## [WHAT TO PRODUCE]
The reply should contain each record below, returned exactly as given.

## [EXERCISE DATA]
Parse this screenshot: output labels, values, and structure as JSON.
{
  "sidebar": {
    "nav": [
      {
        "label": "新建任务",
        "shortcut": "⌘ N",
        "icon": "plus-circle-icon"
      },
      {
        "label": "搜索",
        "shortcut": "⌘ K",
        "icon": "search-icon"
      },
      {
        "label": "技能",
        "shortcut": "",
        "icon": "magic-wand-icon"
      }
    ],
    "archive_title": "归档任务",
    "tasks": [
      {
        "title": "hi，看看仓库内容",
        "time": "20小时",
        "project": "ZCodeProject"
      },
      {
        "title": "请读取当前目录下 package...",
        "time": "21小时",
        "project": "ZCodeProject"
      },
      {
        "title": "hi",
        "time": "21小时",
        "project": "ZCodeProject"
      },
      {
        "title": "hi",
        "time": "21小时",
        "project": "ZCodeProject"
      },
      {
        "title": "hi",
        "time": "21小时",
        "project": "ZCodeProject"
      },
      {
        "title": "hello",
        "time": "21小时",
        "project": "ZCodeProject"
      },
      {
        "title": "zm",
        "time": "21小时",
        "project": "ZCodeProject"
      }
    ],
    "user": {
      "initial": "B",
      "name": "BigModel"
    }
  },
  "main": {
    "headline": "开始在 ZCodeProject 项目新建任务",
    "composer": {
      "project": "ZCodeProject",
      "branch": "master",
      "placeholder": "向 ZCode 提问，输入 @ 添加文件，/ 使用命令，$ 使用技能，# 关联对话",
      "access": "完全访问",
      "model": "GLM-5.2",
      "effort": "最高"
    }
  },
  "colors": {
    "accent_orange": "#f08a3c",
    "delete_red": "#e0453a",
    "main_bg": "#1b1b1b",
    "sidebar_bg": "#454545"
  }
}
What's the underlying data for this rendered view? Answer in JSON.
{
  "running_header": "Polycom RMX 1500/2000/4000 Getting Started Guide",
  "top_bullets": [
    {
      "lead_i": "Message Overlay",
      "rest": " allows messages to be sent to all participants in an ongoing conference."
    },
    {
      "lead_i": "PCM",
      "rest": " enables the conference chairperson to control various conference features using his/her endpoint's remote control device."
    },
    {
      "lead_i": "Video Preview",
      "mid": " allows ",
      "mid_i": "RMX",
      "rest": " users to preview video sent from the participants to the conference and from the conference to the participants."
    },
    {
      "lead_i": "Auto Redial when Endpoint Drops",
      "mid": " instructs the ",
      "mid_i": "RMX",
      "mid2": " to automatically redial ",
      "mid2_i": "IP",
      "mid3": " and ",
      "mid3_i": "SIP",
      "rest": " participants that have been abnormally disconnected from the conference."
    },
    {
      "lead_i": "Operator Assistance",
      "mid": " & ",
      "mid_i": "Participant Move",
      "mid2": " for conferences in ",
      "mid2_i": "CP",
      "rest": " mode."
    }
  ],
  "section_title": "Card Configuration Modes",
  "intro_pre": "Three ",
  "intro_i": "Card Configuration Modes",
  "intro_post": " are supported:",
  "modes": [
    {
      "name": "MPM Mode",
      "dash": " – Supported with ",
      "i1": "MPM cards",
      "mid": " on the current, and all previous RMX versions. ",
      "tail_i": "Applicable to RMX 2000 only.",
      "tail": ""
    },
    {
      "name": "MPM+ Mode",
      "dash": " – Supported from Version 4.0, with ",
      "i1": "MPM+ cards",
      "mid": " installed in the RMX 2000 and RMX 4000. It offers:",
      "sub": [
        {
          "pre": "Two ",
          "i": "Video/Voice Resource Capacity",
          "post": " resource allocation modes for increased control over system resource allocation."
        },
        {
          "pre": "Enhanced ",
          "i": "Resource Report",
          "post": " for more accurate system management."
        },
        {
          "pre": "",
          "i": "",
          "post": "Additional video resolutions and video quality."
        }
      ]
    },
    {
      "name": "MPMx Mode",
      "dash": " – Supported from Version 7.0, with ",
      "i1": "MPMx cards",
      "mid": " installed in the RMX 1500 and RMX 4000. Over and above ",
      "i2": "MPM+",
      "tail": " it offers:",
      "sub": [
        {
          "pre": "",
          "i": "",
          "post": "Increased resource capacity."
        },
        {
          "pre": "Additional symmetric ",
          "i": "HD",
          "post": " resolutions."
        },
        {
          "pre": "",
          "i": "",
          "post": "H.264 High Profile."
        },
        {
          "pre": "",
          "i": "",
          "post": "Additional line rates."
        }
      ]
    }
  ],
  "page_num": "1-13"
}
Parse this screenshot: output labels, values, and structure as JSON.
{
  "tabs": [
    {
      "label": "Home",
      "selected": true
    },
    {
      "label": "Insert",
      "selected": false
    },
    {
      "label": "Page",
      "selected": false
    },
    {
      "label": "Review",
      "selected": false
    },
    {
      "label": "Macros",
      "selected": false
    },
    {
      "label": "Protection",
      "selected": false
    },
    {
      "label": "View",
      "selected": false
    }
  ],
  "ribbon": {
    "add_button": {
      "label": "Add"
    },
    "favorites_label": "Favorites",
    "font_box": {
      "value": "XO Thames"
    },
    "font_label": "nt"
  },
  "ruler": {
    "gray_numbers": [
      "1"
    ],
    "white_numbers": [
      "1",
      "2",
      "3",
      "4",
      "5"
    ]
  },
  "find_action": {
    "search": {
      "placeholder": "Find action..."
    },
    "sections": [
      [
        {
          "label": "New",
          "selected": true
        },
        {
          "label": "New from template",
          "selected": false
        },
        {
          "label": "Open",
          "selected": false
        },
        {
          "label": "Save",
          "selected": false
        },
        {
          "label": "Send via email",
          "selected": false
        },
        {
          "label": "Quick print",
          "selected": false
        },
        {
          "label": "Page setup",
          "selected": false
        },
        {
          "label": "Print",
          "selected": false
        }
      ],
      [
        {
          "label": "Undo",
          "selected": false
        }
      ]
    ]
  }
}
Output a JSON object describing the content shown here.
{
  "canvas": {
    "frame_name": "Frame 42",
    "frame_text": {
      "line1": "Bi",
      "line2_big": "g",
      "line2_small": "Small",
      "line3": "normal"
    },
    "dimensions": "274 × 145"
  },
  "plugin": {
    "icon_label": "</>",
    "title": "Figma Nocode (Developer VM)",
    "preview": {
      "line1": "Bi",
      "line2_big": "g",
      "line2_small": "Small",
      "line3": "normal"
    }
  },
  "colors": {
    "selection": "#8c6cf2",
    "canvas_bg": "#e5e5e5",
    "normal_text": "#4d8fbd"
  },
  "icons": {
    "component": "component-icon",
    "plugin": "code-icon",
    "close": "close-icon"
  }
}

## [WORKED SOLUTION]
Parse this screenshot: output labels, values, and structure as JSON.
{
  "sidebar": {
    "nav": [
      {
        "label": "新建任务",
        "shortcut": "⌘ N",
        "icon": "plus-circle-icon"
      },
      {
        "label": "搜索",
        "shortcut": "⌘ K",
        "icon": "search-icon"
      },
      {
        "label": "技能",
        "shortcut": "",
        "icon": "magic-wand-icon"
      }
    ],
    "archive_title": "归档任务",
    "tasks": [
      {
        "title": "hi，看看仓库内容",
        "time": "20小时",
        "project": "ZCodeProject"
      },
      {
        "title": "请读取当前目录下 package...",
        "time": "21小时",
        "project": "ZCodeProject"
      },
      {
        "title": "hi",
        "time": "21小时",
        "project": "ZCodeProject"
      },
      {
        "title": "hi",
        "time": "21小时",
        "project": "ZCodeProject"
      },
      {
        "title": "hi",
        "time": "21小时",
        "project": "ZCodeProject"
      },
      {
        "title": "hello",
        "time": "21小时",
        "project": "ZCodeProject"
      },
      {
        "title": "zm",
        "time": "21小时",
        "project": "ZCodeProject"
      }
    ],
    "user": {
      "initial": "B",
      "name": "BigModel"
    }
  },
  "main": {
    "headline": "开始在 ZCodeProject 项目新建任务",
    "composer": {
      "project": "ZCodeProject",
      "branch": "master",
      "placeholder": "向 ZCode 提问，输入 @ 添加文件，/ 使用命令，$ 使用技能，# 关联对话",
      "access": "完全访问",
      "model": "GLM-5.2",
      "effort": "最高"
    }
  },
  "colors": {
    "accent_orange": "#f08a3c",
    "delete_red": "#e0453a",
    "main_bg": "#1b1b1b",
    "sidebar_bg": "#454545"
  }
}
What's the underlying data for this rendered view? Answer in JSON.
{
  "running_header": "Polycom RMX 1500/2000/4000 Getting Started Guide",
  "top_bullets": [
    {
      "lead_i": "Message Overlay",
      "rest": " allows messages to be sent to all participants in an ongoing conference."
    },
    {
      "lead_i": "PCM",
      "rest": " enables the conference chairperson to control various conference features using his/her endpoint's remote control device."
    },
    {
      "lead_i": "Video Preview",
      "mid": " allows ",
      "mid_i": "RMX",
      "rest": " users to preview video sent from the participants to the conference and from the conference to the participants."
    },
    {
      "lead_i": "Auto Redial when Endpoint Drops",
      "mid": " instructs the ",
      "mid_i": "RMX",
      "mid2": " to automatically redial ",
      "mid2_i": "IP",
      "mid3": " and ",
      "mid3_i": "SIP",
      "rest": " participants that have been abnormally disconnected from the conference."
    },
    {
      "lead_i": "Operator Assistance",
      "mid": " & ",
      "mid_i": "Participant Move",
      "mid2": " for conferences in ",
      "mid2_i": "CP",
      "rest": " mode."
    }
  ],
  "section_title": "Card Configuration Modes",
  "intro_pre": "Three ",
  "intro_i": "Card Configuration Modes",
  "intro_post": " are supported:",
  "modes": [
    {
      "name": "MPM Mode",
      "dash": " – Supported with ",
      "i1": "MPM cards",
      "mid": " on the current, and all previous RMX versions. ",
      "tail_i": "Applicable to RMX 2000 only.",
      "tail": ""
    },
    {
      "name": "MPM+ Mode",
      "dash": " – Supported from Version 4.0, with ",
      "i1": "MPM+ cards",
      "mid": " installed in the RMX 2000 and RMX 4000. It offers:",
      "sub": [
        {
          "pre": "Two ",
          "i": "Video/Voice Resource Capacity",
          "post": " resource allocation modes for increased control over system resource allocation."
        },
        {
          "pre": "Enhanced ",
          "i": "Resource Report",
          "post": " for more accurate system management."
        },
        {
          "pre": "",
          "i": "",
          "post": "Additional video resolutions and video quality."
        }
      ]
    },
    {
      "name": "MPMx Mode",
      "dash": " – Supported from Version 7.0, with ",
      "i1": "MPMx cards",
      "mid": " installed in the RMX 1500 and RMX 4000. Over and above ",
      "i2": "MPM+",
      "tail": " it offers:",
      "sub": [
        {
          "pre": "",
          "i": "",
          "post": "Increased resource capacity."
        },
        {
          "pre": "Additional symmetric ",
          "i": "HD",
          "post": " resolutions."
        },
        {
          "pre": "",
          "i": "",
          "post": "H.264 High Profile."
        },
        {
          "pre": "",
          "i": "",
          "post": "Additional line rates."
        }
      ]
    }
  ],
  "page_num": "1-13"
}
Parse this screenshot: output labels, values, and structure as JSON.
{
  "tabs": [
    {
      "label": "Home",
      "selected": true
    },
    {
      "label": "Insert",
      "selected": false
    },
    {
      "label": "Page",
      "selected": false
    },
    {
      "label": "Review",
      "selected": false
    },
    {
      "label": "Macros",
      "selected": false
    },
    {
      "label": "Protection",
      "selected": false
    },
    {
      "label": "View",
      "selected": false
    }
  ],
  "ribbon": {
    "add_button": {
      "label": "Add"
    },
    "favorites_label": "Favorites",
    "font_box": {
      "value": "XO Thames"
    },
    "font_label": "nt"
  },
  "ruler": {
    "gray_numbers": [
      "1"
    ],
    "white_numbers": [
      "1",
      "2",
      "3",
      "4",
      "5"
    ]
  },
  "find_action": {
    "search": {
      "placeholder": "Find action..."
    },
    "sections": [
      [
        {
          "label": "New",
          "selected": true
        },
        {
          "label": "New from template",
          "selected": false
        },
        {
          "label": "Open",
          "selected": false
        },
        {
          "label": "Save",
          "selected": false
        },
        {
          "label": "Send via email",
          "selected": false
        },
        {
          "label": "Quick print",
          "selected": false
        },
        {
          "label": "Page setup",
          "selected": false
        },
        {
          "label": "Print",
          "selected": false
        }
      ],
      [
        {
          "label": "Undo",
          "selected": false
        }
      ]
    ]
  }
}
Output a JSON object describing the content shown here.
{
  "canvas": {
    "frame_name": "Frame 42",
    "frame_text": {
      "line1": "Bi",
      "line2_big": "g",
      "line2_small": "Small",
      "line3": "normal"
    },
    "dimensions": "274 × 145"
  },
  "plugin": {
    "icon_label": "</>",
    "title": "Figma Nocode (Developer VM)",
    "preview": {
      "line1": "Bi",
      "line2_big": "g",
      "line2_small": "Small",
      "line3": "normal"
    }
  },
  "colors": {
    "selection": "#8c6cf2",
    "canvas_bg": "#e5e5e5",
    "normal_text": "#4d8fbd"
  },
  "icons": {
    "component": "component-icon",
    "plugin": "code-icon",
    "close": "close-icon"
  }
}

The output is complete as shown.